● **Provided entries**:
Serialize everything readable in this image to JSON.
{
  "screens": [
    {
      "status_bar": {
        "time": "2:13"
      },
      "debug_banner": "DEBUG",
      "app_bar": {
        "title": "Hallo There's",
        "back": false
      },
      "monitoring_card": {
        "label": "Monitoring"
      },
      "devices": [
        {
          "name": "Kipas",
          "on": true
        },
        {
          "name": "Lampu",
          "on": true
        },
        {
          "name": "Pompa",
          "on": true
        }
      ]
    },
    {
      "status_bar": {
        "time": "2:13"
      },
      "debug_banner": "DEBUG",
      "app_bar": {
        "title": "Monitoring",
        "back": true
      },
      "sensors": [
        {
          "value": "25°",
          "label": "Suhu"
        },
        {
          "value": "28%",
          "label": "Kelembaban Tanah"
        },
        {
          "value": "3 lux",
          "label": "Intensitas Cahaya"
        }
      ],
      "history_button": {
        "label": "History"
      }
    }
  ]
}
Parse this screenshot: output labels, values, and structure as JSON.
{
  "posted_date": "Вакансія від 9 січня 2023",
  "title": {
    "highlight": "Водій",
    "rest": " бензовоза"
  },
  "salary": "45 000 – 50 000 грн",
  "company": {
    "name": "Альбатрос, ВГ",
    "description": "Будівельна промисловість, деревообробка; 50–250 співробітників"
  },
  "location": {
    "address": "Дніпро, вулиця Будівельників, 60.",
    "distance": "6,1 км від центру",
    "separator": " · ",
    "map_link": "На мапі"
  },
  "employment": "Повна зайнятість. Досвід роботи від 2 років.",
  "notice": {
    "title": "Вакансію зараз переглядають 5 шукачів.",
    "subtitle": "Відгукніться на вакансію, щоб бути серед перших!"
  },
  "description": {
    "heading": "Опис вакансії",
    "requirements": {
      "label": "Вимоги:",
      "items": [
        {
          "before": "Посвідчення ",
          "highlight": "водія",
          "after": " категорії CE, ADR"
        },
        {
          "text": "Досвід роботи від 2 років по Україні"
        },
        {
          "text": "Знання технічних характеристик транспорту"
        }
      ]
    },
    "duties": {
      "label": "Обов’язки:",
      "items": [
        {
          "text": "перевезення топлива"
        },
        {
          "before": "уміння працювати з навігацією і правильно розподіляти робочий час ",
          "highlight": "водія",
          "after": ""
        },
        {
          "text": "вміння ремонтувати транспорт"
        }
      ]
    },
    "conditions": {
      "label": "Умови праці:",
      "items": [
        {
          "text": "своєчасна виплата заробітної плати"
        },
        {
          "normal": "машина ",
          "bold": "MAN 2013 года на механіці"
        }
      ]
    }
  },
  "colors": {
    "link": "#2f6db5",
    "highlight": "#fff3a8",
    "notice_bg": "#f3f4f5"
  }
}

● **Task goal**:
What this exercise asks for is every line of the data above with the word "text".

● **Response to the exercise**:
          "text": "Досвід роботи від 2 років по Україні"
          "text": "Знання технічних характеристик транспорту"
          "text": "перевезення топлива"
          "text": "вміння ремонтувати транспорт"
          "text": "своєчасна виплата заробітної плати"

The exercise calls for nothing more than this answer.